Interactive Ruby

One other tool that is worth mentioning, and that comes with your Ruby runtime, is irb. You can start it by typing irb in your shell and hitting enter.

Its name is short for “Interactive Ruby Shell”, and yes, it is another kind of shell: Just like the shell running in your terminal irb is also a program that interactively waits for you to type something, and hit enter. However, since this is a Ruby shell, it will expect that you type Ruby code instead of system commands.

IRB is pretty handy for quickly trying something out, and it is a great tool for exploring the language Ruby, and things that come built in.

For example:

$ irb
> puts "Hello world!"
Hello world!
=> nil

The first line starts the IRB program.
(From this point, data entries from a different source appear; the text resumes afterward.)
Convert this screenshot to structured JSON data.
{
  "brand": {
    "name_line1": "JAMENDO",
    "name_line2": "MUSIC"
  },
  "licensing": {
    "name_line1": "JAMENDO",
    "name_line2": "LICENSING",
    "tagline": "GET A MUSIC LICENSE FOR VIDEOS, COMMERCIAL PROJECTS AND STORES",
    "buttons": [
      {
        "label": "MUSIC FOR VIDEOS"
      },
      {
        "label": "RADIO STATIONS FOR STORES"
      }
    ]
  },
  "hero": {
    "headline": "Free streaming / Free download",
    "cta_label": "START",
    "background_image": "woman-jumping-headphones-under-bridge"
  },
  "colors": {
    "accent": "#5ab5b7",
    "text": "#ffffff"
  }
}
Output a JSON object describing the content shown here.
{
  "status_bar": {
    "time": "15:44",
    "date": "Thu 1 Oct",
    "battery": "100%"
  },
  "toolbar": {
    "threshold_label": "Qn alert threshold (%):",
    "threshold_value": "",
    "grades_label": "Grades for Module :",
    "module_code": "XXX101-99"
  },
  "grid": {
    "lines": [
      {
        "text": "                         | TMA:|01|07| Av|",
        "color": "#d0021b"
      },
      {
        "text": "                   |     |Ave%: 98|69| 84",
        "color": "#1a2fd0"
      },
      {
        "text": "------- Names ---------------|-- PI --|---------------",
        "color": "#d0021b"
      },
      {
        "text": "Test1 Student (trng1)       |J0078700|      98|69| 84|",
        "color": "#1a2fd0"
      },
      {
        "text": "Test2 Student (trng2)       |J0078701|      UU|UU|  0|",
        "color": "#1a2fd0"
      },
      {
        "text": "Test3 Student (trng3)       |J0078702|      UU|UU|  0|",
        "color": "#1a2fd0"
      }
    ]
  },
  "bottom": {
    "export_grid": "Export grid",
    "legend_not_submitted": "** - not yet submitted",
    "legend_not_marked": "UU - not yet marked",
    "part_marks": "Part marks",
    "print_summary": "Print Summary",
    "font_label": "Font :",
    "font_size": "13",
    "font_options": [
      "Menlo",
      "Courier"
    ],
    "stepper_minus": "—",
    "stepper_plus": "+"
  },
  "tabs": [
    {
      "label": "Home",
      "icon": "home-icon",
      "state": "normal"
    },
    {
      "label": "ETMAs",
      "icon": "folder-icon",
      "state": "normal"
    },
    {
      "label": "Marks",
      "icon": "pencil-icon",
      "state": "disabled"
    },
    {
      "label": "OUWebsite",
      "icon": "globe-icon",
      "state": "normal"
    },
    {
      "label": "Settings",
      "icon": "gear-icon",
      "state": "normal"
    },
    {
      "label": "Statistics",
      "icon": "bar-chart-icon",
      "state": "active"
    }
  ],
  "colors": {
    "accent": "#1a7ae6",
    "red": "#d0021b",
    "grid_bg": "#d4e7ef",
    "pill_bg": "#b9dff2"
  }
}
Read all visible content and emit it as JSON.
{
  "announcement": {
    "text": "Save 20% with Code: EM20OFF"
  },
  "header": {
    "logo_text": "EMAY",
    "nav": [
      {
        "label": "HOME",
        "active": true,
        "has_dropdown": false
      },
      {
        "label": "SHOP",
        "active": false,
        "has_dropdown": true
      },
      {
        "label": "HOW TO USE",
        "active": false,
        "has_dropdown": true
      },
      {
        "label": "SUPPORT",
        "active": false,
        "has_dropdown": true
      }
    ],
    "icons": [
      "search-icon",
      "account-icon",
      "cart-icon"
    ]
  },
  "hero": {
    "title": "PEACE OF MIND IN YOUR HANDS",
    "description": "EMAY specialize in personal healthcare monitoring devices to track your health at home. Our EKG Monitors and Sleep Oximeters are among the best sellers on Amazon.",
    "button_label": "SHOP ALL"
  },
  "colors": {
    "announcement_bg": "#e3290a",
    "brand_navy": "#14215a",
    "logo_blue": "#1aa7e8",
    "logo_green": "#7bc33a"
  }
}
Notice how the “prompt” indicator changes. The prompt will look a little different depending on your system and shell configuration, but often $ is used to indicate that this is a system shell prompt, while > is used by IRB to indicate that this is an interactive Ruby shell.

The second line is a piece of Ruby code. When you type this line and hit enter then Ruby will execute the code, and print out the text “Hello world!”.

It will then also print out the return value for this statement, which in this case is nil. This is something that you can simply ignore for the time being.

On the last line you see IRB again waiting for input with a prompt.

You can exit the IRB session, and get back to your system shell, by typing exit and hitting enter. Or you can also just hit ctrl-d, which does the same thing.